Open access: The pure form of open access is considered research that's made freely available for reuse in any way another scientist might dream up. In general, as long as the original author is credited for what's his, any other scientist can add to the work with no strings attached.

Public access: By contrast, public access usually describes repositories like PubMed Central, where papers may be made available but can still be subject to various copyright barriers, or may not contain the full article content. Public access can also mean papers are available in locked formats like PDF, preventing them from being mined or analyzed.

Key players: Among open access publishers, some of the largest or best known are BioMed Central (just acquired by Springer), Hindawi, Medknow, and the Public Library of Science. Central organizations in the space include SPARC, an advocacy group for public access, and Creative Commons, which provides access-friendly licensing options for publishers. The Open Access Scholarly Publishing Association is a newly formed group to lobby for full open access.

The Scan

Myotonic Dystrophy Repeat Detected in Family Genome Sequencing Analysis

While sequencing individuals from a multi-generation family, researchers identified a myotonic dystrophy type 2-related short tandem repeat in the European Journal of Human Genetics.

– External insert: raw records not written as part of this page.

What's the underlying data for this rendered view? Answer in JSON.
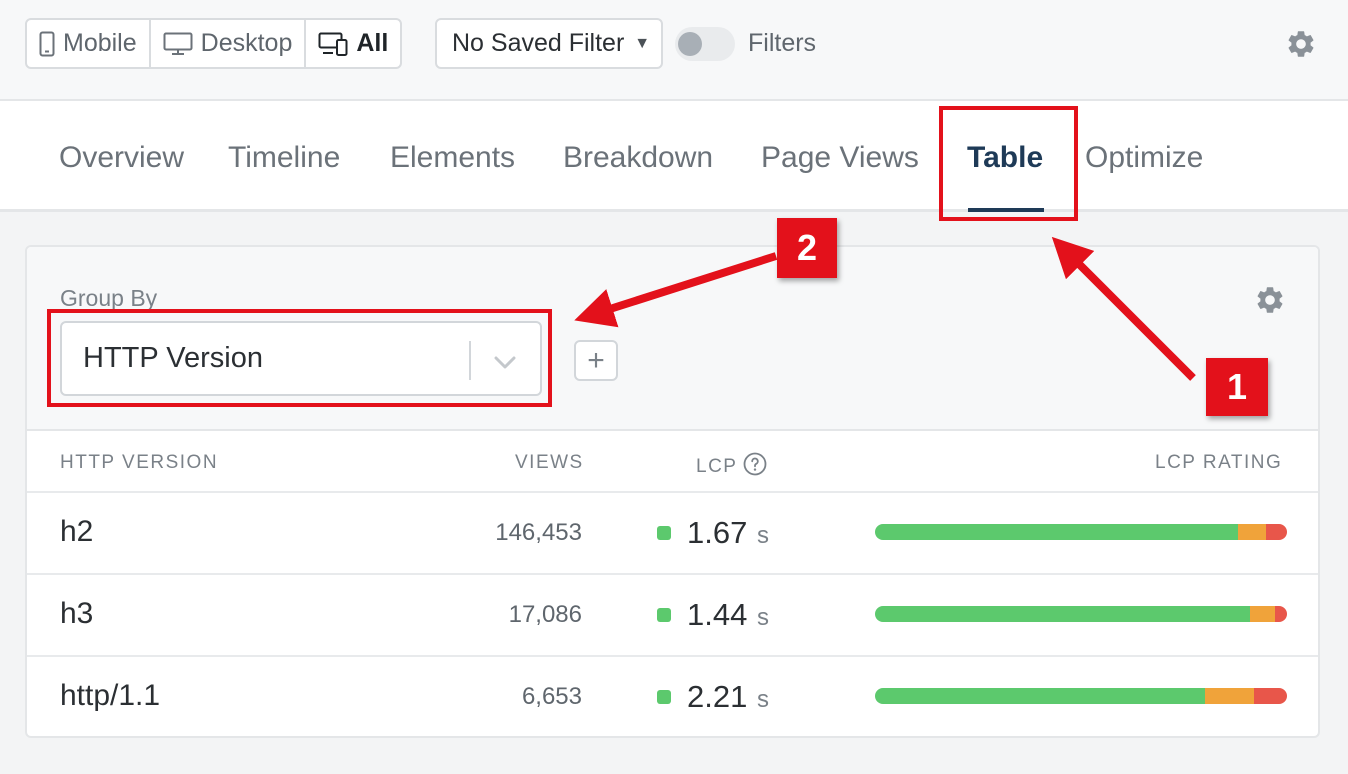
{
  "toolbar": {
    "device_buttons": [
      {
        "label": "Mobile",
        "icon": "mobile-icon",
        "active": false
      },
      {
        "label": "Desktop",
        "icon": "desktop-icon",
        "active": false
      },
      {
        "label": "All",
        "icon": "devices-icon",
        "active": true
      }
    ],
    "saved_filter": "No Saved Filter",
    "filters_label": "Filters",
    "filters_enabled": false
  },
  "tabs": [
    {
      "label": "Overview",
      "active": false
    },
    {
      "label": "Timeline",
      "active": false
    },
    {
      "label": "Elements",
      "active": false
    },
    {
      "label": "Breakdown",
      "active": false
    },
    {
      "label": "Page Views",
      "active": false
    },
    {
      "label": "Table",
      "active": true
    },
    {
      "label": "Optimize",
      "active": false
    }
  ],
  "card": {
    "group_by_label": "Group By",
    "group_by_value": "HTTP Version",
    "add_label": "+",
    "columns": [
      "HTTP VERSION",
      "VIEWS",
      "LCP",
      "LCP RATING"
    ],
    "rows": [
      {
        "name": "h2",
        "views": "146,453",
        "lcp": "1.67",
        "unit": "s",
        "rating": {
          "good": 0.88,
          "needs_improvement": 0.07,
          "poor": 0.05
        }
      },
      {
        "name": "h3",
        "views": "17,086",
        "lcp": "1.44",
        "unit": "s",
        "rating": {
          "good": 0.91,
          "needs_improvement": 0.06,
          "poor": 0.03
        }
      },
      {
        "name": "http/1.1",
        "views": "6,653",
        "lcp": "2.21",
        "unit": "s",
        "rating": {
          "good": 0.8,
          "needs_improvement": 0.12,
          "poor": 0.08
        }
      }
    ]
  },
  "annotations": {
    "badge_1": "1",
    "badge_2": "2"
  },
  "colors": {
    "accent": "#1e3a57",
    "good": "#5cc96d",
    "needs_improvement": "#f0a33a",
    "poor": "#e8564a",
    "annotation": "#e3111b"
  }
}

TB Resistance Insights Gleaned From Genome Sequence, Antimicrobial Response Assays

Researchers in PLOS Biology explore M. tuberculosis resistance with a combination of sequencing and assays looking at the minimum inhibitory concentrations of 13 drugs.

Mendelian Disease Genes Prioritized Using Tissue-Specific Expression Clues

Mendelian gene candidates could be flagged for further functional analyses based on tissue-specific transcriptome and proteome profiles, a new Journal of Human Genetics paper says.

Single-Cell Sequencing Points to Embryo Mosaicism

Mosaicism may affect preimplantation genetic tests for aneuploidy, a single-cell sequencing-based analysis of almost three dozen embryos in PLOS Genetics finds.